Judy Frater was born in the United States and holds Master’s degrees from the University of Washington and the University of Minnesota. Frater first visited India as a college student in the 1970s, studying alongside a goldsmith in Pune. Here she learnt as much about the philosophy and culture of the area as she did metal craft, discovering the tribal embroidery styles of Kutch and Saurashtra, which became the focus of her work.
In 1981, Frater completed her postgraduate course in South Asian studies at the University of Minnesota, and using all her savings returned to India in 1983 to spend a year with the Rabaris of Gujarat and Rajasthan. Following her excursion, Frater began a postgraduate course in Museology at the University of Washington, which she completed in 1987, before becoming Assistant and then Associate Curator of Eastern Hemisphere Collections at the Textile Museum in Washington D.C. a position she held between 1989 and 1992. During her time at the museum, Frater rewrote her master's degree thesis into a book on Rabari textiles entitled Threads of Identity, which though not published until 1995 later won the Costume Society of America’s annual Milia Davenport Award in 1997.
Wishing to do something to preserve traditional Indian craft rather than just study it, in 1993 Judy Frater, together with local embroiders, founded the Kala Raksha Trust.

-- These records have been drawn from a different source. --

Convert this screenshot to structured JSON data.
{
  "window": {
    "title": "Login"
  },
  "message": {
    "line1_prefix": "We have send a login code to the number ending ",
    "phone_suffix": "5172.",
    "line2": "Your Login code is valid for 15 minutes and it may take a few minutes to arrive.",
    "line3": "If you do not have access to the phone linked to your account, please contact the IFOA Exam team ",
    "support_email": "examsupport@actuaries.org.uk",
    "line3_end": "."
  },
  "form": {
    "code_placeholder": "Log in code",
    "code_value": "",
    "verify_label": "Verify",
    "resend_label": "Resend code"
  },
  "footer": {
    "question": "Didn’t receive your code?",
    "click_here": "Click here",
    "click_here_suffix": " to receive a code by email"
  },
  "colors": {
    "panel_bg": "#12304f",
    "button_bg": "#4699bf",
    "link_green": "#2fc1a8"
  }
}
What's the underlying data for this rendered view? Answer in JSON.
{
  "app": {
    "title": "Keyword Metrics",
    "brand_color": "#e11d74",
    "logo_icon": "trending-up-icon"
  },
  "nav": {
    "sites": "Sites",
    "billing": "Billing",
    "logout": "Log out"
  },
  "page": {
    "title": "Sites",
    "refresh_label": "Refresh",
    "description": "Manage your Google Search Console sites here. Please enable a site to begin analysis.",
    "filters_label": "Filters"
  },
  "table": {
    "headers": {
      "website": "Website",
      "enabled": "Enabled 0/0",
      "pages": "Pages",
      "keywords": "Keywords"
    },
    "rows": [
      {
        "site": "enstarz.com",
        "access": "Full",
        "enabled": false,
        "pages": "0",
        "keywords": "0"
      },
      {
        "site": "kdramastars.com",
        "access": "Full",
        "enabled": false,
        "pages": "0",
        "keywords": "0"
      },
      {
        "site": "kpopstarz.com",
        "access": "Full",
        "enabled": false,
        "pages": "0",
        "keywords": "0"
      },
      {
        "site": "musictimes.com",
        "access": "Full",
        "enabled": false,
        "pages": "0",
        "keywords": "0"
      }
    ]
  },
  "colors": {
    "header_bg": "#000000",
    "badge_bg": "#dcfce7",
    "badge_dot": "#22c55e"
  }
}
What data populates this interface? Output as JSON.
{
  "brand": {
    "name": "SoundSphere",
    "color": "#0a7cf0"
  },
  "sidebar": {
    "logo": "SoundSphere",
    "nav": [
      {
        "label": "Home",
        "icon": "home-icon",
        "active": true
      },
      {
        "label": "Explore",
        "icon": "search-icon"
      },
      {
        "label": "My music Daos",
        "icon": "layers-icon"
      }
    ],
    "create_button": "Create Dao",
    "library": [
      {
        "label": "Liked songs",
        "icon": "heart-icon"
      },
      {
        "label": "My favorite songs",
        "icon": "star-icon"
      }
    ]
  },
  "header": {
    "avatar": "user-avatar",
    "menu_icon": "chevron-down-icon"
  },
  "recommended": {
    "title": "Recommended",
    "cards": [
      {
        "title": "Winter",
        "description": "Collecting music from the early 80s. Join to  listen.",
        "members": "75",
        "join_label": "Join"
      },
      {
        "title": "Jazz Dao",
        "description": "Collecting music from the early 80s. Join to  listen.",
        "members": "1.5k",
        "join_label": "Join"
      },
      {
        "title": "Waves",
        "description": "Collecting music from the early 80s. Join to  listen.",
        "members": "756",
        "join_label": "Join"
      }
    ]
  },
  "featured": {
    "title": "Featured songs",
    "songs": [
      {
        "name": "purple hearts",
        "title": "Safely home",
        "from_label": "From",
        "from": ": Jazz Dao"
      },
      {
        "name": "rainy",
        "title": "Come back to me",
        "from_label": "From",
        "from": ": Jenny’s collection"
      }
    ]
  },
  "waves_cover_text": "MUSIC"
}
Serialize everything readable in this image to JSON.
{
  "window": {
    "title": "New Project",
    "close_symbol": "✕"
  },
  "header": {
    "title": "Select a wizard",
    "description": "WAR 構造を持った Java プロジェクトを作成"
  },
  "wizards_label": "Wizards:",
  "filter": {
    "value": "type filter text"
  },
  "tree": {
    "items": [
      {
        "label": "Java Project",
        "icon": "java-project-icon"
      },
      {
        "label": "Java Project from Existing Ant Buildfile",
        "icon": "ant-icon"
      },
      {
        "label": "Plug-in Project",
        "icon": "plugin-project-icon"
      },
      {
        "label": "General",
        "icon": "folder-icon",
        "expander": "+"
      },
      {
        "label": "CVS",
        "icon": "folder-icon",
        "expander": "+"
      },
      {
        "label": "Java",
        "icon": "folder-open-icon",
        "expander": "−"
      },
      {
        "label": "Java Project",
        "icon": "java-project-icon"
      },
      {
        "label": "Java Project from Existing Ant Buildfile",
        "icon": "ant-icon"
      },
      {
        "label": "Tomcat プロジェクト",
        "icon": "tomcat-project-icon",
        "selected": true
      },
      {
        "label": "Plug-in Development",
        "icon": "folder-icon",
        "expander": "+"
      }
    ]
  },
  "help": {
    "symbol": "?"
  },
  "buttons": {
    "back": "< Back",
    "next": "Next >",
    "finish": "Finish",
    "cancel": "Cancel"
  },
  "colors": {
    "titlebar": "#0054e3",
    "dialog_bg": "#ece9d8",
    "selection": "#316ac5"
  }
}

The first design school run largely by local artisan communities, Kala Raksha is an extraordinary non-governmental organisation, situated in the deserts of Kutch in Western Gujarat.
An educational institution open to all working artisans of the area, Kala Raksha provides design education gauged to move those who produce centuries old traditional crafts from artisans merely fulfilling orders to designers who influence the market. The school is also dedicated to providing new knowledge and skills, which can be directly applied to the artisan's own art as well as encouraging innovation to make their products appropriate for contemporary markets.
While it could be argued that many institutions share such aims, at Kala Raksha Ms Frater has developed a curriculum, resources and a teaching program to respond to the rhythm of life of the students. Lives which must revolve around home and family commitments, combined with seasonal agricultural work and all within a society bound by ritual and custom.
Amongst a long list of honours, Frater is a Fulbright and Ford Foundation Fellow and in 2003 received an Ashoka Foundation Fellowship for her work developing the Kala Raksha Vidhyalaya.